(What the task requires): Give again, exactly, every line of the entries below from the one that has "Output a JSON" to the last.

Website and app data records
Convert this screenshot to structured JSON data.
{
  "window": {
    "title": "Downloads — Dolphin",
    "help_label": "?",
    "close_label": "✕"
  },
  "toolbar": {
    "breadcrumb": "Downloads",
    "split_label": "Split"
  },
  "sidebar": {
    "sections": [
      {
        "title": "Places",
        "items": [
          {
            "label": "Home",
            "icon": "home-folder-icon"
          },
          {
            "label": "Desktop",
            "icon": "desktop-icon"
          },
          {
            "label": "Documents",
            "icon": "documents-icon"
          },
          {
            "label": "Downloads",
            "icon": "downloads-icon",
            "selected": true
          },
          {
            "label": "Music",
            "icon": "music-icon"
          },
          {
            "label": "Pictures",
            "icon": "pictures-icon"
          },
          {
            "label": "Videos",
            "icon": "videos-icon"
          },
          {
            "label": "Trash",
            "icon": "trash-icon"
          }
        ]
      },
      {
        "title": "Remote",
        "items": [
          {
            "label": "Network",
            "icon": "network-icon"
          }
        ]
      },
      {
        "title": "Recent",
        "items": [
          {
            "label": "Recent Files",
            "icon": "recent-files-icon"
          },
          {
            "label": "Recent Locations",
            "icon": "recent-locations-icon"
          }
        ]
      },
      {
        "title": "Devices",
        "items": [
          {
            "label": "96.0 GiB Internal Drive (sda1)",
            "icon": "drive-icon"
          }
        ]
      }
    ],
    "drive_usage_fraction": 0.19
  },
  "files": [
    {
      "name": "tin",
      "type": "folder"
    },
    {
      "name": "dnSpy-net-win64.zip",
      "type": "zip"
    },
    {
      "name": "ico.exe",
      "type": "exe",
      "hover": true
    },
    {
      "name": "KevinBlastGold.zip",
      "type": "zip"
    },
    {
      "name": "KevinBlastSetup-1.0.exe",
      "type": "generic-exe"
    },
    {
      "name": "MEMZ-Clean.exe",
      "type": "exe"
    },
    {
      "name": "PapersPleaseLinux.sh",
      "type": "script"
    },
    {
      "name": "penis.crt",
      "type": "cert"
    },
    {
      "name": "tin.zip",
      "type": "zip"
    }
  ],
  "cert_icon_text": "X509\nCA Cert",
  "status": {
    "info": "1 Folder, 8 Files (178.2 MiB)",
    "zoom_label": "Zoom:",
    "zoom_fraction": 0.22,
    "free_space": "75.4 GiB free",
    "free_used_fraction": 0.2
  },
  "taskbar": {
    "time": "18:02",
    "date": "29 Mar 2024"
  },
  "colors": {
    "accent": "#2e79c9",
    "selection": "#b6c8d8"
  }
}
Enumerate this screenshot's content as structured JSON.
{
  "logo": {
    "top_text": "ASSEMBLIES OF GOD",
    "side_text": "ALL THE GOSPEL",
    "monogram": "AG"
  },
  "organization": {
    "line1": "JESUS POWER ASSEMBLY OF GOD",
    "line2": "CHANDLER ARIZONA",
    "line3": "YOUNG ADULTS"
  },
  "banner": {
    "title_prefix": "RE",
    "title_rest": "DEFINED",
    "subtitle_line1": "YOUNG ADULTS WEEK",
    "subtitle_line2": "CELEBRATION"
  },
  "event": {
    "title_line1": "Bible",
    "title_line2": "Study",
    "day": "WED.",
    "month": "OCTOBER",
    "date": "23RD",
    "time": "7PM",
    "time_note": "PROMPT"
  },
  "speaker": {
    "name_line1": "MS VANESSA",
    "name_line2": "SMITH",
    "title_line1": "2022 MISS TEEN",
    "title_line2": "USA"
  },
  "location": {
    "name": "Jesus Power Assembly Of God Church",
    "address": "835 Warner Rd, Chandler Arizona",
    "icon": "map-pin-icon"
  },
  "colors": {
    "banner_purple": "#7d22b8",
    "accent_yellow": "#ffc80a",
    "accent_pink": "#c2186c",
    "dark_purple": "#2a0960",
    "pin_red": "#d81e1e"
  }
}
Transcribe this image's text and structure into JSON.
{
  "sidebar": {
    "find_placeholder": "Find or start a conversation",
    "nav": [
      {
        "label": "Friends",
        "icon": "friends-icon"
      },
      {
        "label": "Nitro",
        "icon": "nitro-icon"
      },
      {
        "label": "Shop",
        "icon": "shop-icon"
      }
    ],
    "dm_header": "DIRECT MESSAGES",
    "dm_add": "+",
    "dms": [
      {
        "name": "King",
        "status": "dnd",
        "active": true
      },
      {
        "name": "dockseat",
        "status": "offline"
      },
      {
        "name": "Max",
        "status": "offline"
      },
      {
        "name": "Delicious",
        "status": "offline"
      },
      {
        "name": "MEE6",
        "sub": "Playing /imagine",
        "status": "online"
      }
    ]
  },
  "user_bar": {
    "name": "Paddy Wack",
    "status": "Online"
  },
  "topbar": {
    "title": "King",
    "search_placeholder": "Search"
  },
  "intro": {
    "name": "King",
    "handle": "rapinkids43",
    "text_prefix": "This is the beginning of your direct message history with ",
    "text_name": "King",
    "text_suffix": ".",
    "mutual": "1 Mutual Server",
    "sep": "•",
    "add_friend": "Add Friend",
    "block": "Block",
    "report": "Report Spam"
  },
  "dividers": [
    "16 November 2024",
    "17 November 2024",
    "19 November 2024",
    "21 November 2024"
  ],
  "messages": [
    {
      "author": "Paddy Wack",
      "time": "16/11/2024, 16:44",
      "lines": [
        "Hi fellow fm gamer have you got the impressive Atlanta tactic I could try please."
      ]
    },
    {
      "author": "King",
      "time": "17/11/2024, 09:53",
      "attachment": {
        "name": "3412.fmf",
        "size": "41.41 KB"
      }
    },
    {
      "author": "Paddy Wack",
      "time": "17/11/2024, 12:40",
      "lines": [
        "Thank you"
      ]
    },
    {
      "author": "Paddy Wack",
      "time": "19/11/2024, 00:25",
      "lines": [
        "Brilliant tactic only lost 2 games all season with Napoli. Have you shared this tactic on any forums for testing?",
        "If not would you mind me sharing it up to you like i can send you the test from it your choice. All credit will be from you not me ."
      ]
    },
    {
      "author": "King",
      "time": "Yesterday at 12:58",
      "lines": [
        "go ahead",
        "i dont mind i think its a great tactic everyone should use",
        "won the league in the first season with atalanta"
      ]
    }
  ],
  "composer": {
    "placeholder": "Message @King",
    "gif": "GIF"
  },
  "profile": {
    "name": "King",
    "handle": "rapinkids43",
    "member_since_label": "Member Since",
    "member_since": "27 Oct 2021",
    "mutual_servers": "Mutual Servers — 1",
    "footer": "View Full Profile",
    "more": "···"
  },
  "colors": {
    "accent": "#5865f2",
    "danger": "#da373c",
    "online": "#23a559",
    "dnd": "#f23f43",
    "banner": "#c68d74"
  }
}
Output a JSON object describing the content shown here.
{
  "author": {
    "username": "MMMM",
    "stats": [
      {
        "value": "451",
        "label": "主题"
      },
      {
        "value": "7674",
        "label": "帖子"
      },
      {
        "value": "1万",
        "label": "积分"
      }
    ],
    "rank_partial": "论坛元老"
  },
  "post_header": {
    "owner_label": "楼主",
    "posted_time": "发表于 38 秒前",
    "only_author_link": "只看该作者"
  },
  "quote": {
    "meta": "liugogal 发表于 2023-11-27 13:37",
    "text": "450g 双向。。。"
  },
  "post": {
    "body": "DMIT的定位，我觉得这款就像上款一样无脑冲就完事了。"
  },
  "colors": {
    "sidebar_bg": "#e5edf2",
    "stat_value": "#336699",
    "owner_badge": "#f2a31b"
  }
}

(Answer area):
Output a JSON object describing the content shown here.
{
  "author": {
    "username": "MMMM",
    "stats": [
      {
        "value": "451",
        "label": "主题"
      },
      {
        "value": "7674",
        "label": "帖子"
      },
      {
        "value": "1万",
        "label": "积分"
      }
    ],
    "rank_partial": "论坛元老"
  },
  "post_header": {
    "owner_label": "楼主",
    "posted_time": "发表于 38 秒前",
    "only_author_link": "只看该作者"
  },
  "quote": {
    "meta": "liugogal 发表于 2023-11-27 13:37",
    "text": "450g 双向。。。"
  },
  "post": {
    "body": "DMIT的定位，我觉得这款就像上款一样无脑冲就完事了。"
  },
  "colors": {
    "sidebar_bg": "#e5edf2",
    "stat_value": "#336699",
    "owner_badge": "#f2a31b"
  }
}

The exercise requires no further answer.